YOUR ASSIGNMENT –
Do any lines in the data below contain "this"? If so, copy every one of them.

********

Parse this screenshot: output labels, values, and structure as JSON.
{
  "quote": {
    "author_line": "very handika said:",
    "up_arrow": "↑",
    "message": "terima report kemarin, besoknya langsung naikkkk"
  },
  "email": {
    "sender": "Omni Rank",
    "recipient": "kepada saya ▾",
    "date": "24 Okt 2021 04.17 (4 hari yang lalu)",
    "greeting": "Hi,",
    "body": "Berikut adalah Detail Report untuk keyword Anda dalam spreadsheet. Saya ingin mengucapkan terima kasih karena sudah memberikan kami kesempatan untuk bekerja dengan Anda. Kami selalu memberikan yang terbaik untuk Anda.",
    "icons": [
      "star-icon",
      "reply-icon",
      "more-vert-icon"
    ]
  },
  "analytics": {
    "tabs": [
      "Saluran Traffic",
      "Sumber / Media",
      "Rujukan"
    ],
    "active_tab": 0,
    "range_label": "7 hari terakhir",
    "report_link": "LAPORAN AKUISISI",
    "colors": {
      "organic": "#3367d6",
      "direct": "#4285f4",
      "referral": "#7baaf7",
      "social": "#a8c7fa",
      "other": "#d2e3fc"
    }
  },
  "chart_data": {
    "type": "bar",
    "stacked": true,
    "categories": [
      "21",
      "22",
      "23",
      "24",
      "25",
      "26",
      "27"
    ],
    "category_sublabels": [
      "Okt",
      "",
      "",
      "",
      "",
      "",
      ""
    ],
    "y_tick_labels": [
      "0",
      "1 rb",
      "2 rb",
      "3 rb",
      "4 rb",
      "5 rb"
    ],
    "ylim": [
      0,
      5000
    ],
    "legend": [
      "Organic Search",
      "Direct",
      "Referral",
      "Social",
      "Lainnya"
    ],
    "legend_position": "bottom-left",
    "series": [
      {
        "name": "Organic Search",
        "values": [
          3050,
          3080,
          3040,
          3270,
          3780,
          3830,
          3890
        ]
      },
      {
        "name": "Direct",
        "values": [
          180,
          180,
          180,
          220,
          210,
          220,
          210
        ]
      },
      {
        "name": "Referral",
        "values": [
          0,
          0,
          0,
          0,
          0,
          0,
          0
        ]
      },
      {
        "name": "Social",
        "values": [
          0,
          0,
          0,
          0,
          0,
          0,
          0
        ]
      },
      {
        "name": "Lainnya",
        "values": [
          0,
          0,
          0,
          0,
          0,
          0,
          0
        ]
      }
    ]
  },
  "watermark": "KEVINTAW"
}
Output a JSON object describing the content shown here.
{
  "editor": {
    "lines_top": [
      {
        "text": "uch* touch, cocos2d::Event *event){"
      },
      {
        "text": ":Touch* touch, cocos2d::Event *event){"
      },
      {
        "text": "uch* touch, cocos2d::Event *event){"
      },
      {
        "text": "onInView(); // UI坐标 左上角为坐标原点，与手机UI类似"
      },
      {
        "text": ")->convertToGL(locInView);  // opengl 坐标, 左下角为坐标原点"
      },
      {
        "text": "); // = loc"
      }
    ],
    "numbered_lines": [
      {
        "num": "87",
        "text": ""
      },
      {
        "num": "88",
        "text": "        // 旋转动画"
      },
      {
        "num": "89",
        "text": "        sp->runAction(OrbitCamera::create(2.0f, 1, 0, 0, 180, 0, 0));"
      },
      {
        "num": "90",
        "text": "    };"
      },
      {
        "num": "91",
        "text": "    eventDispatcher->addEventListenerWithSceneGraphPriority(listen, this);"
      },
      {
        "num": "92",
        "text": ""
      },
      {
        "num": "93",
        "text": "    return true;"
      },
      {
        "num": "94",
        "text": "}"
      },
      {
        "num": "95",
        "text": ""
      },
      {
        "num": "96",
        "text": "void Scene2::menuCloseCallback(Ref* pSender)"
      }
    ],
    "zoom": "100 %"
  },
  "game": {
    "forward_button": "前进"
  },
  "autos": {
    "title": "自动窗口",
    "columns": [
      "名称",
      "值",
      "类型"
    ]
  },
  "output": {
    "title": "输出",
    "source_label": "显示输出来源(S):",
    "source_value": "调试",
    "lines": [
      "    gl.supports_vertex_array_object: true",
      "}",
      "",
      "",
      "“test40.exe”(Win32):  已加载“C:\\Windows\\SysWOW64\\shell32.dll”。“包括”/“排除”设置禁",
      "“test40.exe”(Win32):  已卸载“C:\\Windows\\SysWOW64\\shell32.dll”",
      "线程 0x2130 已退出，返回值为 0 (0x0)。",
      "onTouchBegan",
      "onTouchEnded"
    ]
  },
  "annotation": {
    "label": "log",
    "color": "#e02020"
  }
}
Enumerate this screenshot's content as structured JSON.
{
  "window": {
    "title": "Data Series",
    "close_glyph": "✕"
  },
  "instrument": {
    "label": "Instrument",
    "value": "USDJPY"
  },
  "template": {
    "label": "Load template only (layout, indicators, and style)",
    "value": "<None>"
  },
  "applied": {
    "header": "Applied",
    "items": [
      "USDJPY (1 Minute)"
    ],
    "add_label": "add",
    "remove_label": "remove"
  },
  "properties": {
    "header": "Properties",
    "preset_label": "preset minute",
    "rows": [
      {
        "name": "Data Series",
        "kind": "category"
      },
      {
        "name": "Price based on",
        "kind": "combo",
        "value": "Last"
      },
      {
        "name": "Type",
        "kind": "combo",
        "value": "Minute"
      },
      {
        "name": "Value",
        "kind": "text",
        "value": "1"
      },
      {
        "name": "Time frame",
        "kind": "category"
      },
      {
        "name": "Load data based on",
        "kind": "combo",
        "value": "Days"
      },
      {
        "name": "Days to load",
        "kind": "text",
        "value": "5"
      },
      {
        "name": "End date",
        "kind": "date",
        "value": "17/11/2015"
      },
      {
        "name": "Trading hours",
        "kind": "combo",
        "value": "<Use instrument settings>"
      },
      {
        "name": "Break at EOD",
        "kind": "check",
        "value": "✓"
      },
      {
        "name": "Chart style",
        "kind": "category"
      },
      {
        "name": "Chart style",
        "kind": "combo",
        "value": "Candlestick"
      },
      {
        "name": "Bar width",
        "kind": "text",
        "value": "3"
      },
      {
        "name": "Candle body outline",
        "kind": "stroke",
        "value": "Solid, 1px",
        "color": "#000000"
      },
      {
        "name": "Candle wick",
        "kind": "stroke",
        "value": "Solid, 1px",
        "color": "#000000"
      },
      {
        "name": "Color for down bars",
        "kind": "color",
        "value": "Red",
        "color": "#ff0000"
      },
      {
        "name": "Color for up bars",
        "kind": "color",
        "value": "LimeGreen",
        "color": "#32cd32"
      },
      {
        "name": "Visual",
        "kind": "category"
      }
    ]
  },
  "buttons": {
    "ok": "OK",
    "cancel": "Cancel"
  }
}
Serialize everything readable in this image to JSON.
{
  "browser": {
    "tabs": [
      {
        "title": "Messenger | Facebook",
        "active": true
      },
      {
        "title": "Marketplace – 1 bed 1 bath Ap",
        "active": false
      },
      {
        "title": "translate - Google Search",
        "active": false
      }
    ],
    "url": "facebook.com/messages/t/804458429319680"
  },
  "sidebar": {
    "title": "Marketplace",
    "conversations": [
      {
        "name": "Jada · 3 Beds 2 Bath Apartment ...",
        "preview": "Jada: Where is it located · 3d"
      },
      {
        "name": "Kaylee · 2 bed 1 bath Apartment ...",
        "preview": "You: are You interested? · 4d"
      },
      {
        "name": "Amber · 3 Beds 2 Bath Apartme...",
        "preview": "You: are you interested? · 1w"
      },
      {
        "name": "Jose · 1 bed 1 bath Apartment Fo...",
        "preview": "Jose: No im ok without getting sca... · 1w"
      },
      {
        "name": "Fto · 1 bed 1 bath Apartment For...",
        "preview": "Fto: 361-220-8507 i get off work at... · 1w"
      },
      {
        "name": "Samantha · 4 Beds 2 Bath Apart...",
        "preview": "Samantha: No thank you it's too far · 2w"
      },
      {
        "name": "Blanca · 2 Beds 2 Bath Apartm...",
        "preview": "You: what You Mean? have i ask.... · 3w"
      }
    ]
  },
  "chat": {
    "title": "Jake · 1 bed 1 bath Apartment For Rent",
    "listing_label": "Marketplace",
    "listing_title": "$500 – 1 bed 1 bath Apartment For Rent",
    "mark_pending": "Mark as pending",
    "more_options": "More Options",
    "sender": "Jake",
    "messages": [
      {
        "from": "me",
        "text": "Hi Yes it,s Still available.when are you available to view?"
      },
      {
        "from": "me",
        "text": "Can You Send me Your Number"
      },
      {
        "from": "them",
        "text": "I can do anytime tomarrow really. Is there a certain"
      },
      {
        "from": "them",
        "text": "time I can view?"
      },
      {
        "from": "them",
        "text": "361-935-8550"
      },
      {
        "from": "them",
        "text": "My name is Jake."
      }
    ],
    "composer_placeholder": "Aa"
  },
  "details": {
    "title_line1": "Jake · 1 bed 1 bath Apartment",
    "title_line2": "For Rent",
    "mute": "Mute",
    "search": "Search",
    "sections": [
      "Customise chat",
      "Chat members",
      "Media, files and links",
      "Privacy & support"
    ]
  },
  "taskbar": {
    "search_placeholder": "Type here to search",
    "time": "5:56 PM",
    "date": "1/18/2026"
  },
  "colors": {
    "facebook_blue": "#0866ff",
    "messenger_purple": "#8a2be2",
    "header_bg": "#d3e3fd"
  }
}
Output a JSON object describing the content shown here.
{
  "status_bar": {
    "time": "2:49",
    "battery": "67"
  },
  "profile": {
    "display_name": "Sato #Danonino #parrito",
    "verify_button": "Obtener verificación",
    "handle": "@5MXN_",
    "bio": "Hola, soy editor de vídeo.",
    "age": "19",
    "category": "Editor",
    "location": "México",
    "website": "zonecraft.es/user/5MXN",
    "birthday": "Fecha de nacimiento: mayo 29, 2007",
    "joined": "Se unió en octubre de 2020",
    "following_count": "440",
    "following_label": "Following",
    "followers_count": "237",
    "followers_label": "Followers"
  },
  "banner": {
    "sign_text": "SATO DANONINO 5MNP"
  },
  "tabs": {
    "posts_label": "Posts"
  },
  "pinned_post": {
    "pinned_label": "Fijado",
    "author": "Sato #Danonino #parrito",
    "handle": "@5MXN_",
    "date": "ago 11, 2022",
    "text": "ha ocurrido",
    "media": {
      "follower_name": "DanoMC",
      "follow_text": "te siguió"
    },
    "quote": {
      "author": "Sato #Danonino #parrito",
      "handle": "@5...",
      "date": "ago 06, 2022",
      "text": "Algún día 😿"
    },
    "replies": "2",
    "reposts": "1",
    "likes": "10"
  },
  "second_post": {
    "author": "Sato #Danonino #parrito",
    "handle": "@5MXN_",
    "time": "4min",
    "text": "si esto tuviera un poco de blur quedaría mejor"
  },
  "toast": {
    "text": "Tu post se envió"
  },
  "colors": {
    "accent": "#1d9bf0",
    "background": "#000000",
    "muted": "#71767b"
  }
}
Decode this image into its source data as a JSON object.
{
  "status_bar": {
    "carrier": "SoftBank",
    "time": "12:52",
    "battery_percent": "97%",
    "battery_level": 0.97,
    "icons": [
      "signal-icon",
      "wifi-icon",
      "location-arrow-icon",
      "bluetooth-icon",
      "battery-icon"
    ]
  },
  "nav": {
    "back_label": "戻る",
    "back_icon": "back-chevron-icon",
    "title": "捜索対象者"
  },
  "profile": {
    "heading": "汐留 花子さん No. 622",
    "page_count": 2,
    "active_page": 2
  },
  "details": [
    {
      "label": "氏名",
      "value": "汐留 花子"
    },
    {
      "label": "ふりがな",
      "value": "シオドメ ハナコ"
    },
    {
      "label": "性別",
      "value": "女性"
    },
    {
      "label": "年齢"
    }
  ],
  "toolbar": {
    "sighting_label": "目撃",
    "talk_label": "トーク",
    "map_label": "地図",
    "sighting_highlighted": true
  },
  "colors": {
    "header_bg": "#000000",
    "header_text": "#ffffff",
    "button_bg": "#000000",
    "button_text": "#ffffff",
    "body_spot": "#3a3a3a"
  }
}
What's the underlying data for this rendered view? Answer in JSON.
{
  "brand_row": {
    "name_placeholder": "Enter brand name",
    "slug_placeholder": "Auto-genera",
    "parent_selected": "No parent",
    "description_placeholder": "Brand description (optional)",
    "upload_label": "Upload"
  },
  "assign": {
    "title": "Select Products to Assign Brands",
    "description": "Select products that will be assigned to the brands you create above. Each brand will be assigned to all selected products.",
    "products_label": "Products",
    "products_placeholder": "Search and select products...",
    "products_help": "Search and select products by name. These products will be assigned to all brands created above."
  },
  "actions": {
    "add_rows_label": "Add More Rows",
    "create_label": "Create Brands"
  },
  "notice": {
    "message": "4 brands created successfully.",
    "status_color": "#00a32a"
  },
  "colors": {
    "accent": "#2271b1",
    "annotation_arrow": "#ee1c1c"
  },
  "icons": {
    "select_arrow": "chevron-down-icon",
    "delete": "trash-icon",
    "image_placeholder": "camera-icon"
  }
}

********

ANSWER BOX –
Parse this screenshot: output labels, values, and structure as JSON.
        "text": "    eventDispatcher->addEventListenerWithSceneGraphPriority(listen, this);"
Enumerate this screenshot's content as structured JSON.
Serialize everything readable in this image to JSON.
Decode this image into its source data as a JSON object.
What's the underlying data for this rendered view? Answer in JSON.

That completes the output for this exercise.